Working as a HANDYMAN under the AE scheme

I plan on setting up a small business as a Handyman (Homme a Tout Faire).

after some research i think there will be no problem in doing this, but I would like to hear from any such persons who have gone down this avenue. any advice would be greatly appreciated.

secondly under the scheme I plan not to make enough money to pay tax and social security payments, just wondering what this level would be.

The law in Europe states that "any works carried out have to be as safe, sound, competent and with in specified tolerance" What it means is any work you take on (paid or unpaid) has to be right and if it isn't the customer has the right to have the work completely corrected at your expense. My advice would be stick to what you have agreed to do, don't do anything you are not sure about and don't do any "extras" until you have had the chance to have a good look at the work involved. Always agree a practice is to agree verbally and confirm in writing for your own peace of mind what you are undertaking and for how much. It is unbelievable how the simplest situation can turn around and bite you on the arse (and never forget there are con men on both sides of the fence....not just cowboy builders Ive met quite a few cowboy customers who know the above law and will not only set you up for a fall they then try and make a living suing tradesmen).If I was you I would write a list of jobs that old people and filthy rich people struggle to do and price it on the time it would take, say an 8 hour day nets 200 euro ,then 25 euros per hour should be a good place to start working out costs (minimum of 1 hour charge) give customers a list of costs and then everyone is singing the same tune and no one gets the wrong end of the stick. Also keep a good work diary of materials purchased, where you worked, what you did. The revenue are bad news and if you keep good records it makes life a lot easier if you get them on your back.
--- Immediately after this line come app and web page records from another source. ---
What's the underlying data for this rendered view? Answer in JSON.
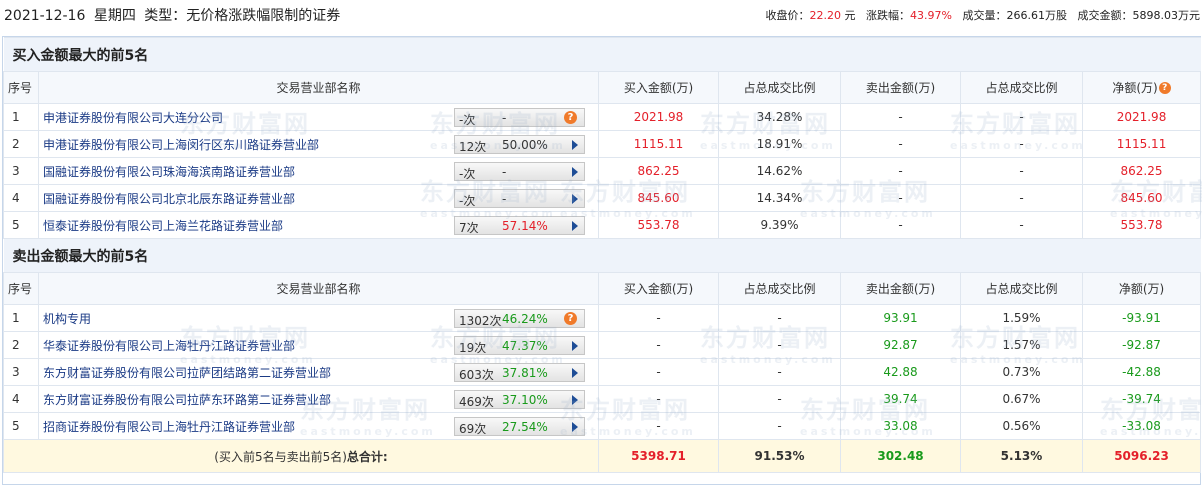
{
  "header": {
    "date": "2021-12-16",
    "weekday": "星期四",
    "type_label": "类型：",
    "type_value": "无价格涨跌幅限制的证券",
    "close_label": "收盘价：",
    "close_value": "22.20",
    "close_unit": "元",
    "change_label": "涨跌幅：",
    "change_value": "43.97%",
    "volume_label": "成交量：",
    "volume_value": "266.61万股",
    "amount_label": "成交金额：",
    "amount_value": "5898.03万元"
  },
  "columns": {
    "idx": "序号",
    "name": "交易营业部名称",
    "buy": "买入金额(万)",
    "buy_pct": "占总成交比例",
    "sell": "卖出金额(万)",
    "sell_pct": "占总成交比例",
    "net": "净额(万)"
  },
  "buy_section": {
    "title": "买入金额最大的前5名",
    "rows": [
      {
        "idx": "1",
        "name": "申港证券股份有限公司大连分公司",
        "count": "-次",
        "rate": "-",
        "rate_color": "neutral",
        "pill_icon": "question-icon",
        "buy": "2021.98",
        "buy_pct": "34.28%",
        "sell": "-",
        "sell_pct": "-",
        "net": "2021.98"
      },
      {
        "idx": "2",
        "name": "申港证券股份有限公司上海闵行区东川路证券营业部",
        "count": "12次",
        "rate": "50.00%",
        "rate_color": "neutral",
        "pill_icon": "arrow-right-icon",
        "buy": "1115.11",
        "buy_pct": "18.91%",
        "sell": "-",
        "sell_pct": "-",
        "net": "1115.11"
      },
      {
        "idx": "3",
        "name": "国融证券股份有限公司珠海海滨南路证券营业部",
        "count": "-次",
        "rate": "-",
        "rate_color": "neutral",
        "pill_icon": "arrow-right-icon",
        "buy": "862.25",
        "buy_pct": "14.62%",
        "sell": "-",
        "sell_pct": "-",
        "net": "862.25"
      },
      {
        "idx": "4",
        "name": "国融证券股份有限公司北京北辰东路证券营业部",
        "count": "-次",
        "rate": "-",
        "rate_color": "neutral",
        "pill_icon": "arrow-right-icon",
        "buy": "845.60",
        "buy_pct": "14.34%",
        "sell": "-",
        "sell_pct": "-",
        "net": "845.60"
      },
      {
        "idx": "5",
        "name": "恒泰证券股份有限公司上海兰花路证券营业部",
        "count": "7次",
        "rate": "57.14%",
        "rate_color": "red",
        "pill_icon": "arrow-right-icon",
        "buy": "553.78",
        "buy_pct": "9.39%",
        "sell": "-",
        "sell_pct": "-",
        "net": "553.78"
      }
    ]
  },
  "sell_section": {
    "title": "卖出金额最大的前5名",
    "rows": [
      {
        "idx": "1",
        "name": "机构专用",
        "count": "1302次",
        "rate": "46.24%",
        "rate_color": "green",
        "pill_icon": "question-icon",
        "buy": "-",
        "buy_pct": "-",
        "sell": "93.91",
        "sell_pct": "1.59%",
        "net": "-93.91"
      },
      {
        "idx": "2",
        "name": "华泰证券股份有限公司上海牡丹江路证券营业部",
        "count": "19次",
        "rate": "47.37%",
        "rate_color": "green",
        "pill_icon": "arrow-right-icon",
        "buy": "-",
        "buy_pct": "-",
        "sell": "92.87",
        "sell_pct": "1.57%",
        "net": "-92.87"
      },
      {
        "idx": "3",
        "name": "东方财富证券股份有限公司拉萨团结路第二证券营业部",
        "count": "603次",
        "rate": "37.81%",
        "rate_color": "green",
        "pill_icon": "arrow-right-icon",
        "buy": "-",
        "buy_pct": "-",
        "sell": "42.88",
        "sell_pct": "0.73%",
        "net": "-42.88"
      },
      {
        "idx": "4",
        "name": "东方财富证券股份有限公司拉萨东环路第二证券营业部",
        "count": "469次",
        "rate": "37.10%",
        "rate_color": "green",
        "pill_icon": "arrow-right-icon",
        "buy": "-",
        "buy_pct": "-",
        "sell": "39.74",
        "sell_pct": "0.67%",
        "net": "-39.74"
      },
      {
        "idx": "5",
        "name": "招商证券股份有限公司上海牡丹江路证券营业部",
        "count": "69次",
        "rate": "27.54%",
        "rate_color": "green",
        "pill_icon": "arrow-right-icon",
        "buy": "-",
        "buy_pct": "-",
        "sell": "33.08",
        "sell_pct": "0.56%",
        "net": "-33.08"
      }
    ]
  },
  "total": {
    "label_prefix": "(买入前5名与卖出前5名)",
    "label_strong": "总合计:",
    "buy": "5398.71",
    "buy_pct": "91.53%",
    "sell": "302.48",
    "sell_pct": "5.13%",
    "net": "5096.23"
  },
  "watermark": {
    "zh": "东方财富网",
    "en": "eastmoney.com"
  },
  "colors": {
    "red": "#e4202a",
    "green": "#199a1b",
    "header_bg": "#eef3fa",
    "total_bg": "#fff9e0",
    "icon_orange": "#f07a2a",
    "arrow_blue": "#1e4d96"
  }
}
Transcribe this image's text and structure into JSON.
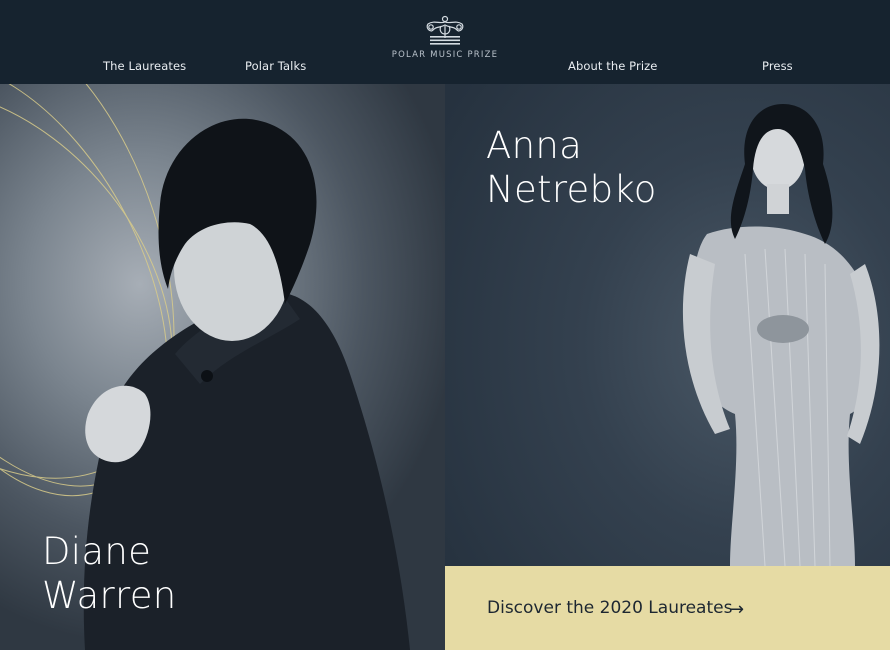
{
  "nav": {
    "laureates": "The Laureates",
    "polar_talks": "Polar Talks",
    "logo_text": "POLAR MUSIC PRIZE",
    "about": "About the Prize",
    "press": "Press"
  },
  "laureates": {
    "left": {
      "first": "Diane",
      "last": "Warren"
    },
    "right": {
      "first": "Anna",
      "last": "Netrebko"
    }
  },
  "cta": {
    "label": "Discover the 2020 Laureates",
    "arrow": "→"
  },
  "colors": {
    "header_bg": "#16232f",
    "cta_bg": "#e6dba4",
    "accent_lines": "#d9cc8a"
  },
  "icons": [
    "polar-crown-logo-icon",
    "arrow-right-icon"
  ]
}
Any way good look and remember half a sandwich is better than going hungry and when you work for yourself it will always be famine or feast

this is the question, how far can you go, for example repairing some damaged plaster, fixing skirting boards assembling flat pack furniture etc.

i am not planning on doing any major electrical, plumbing or building work. just the every day minor stuff people never have time to fix, calling an artisan out for a half hour is it worth it type of jobs.

Hi Simon,

I am a self employed ceramic wall and floor tiler. I have to register with the chamber of commerce and have to show my indenture from my apprenticeship to prove I know my stuff then its liability insurance etc.........a lot of faff BUT it protects the trades. If you are doing the handy man thing how would you classify the skills involved and what boundaries would you set? Plumbing (gas work) electric work? you must have a limit as some building work requires only qualified trades to carry out these jobs otherwise the householders insurance would be null and void in the event of failure and you would be liable

homme à tout faire, I know doing gardening is a no no but doing every day tasks around a house is possible, ie cleaning gutters, cleaning windows and evening washing down drive ways and cars.

homme à tout faire - I'll let someone else answer that as it may involve the chambre de metiers for certain jobs. As for impôts and charges sociales - you pay them as soon as you start working as a percentage depending on your activity ;-)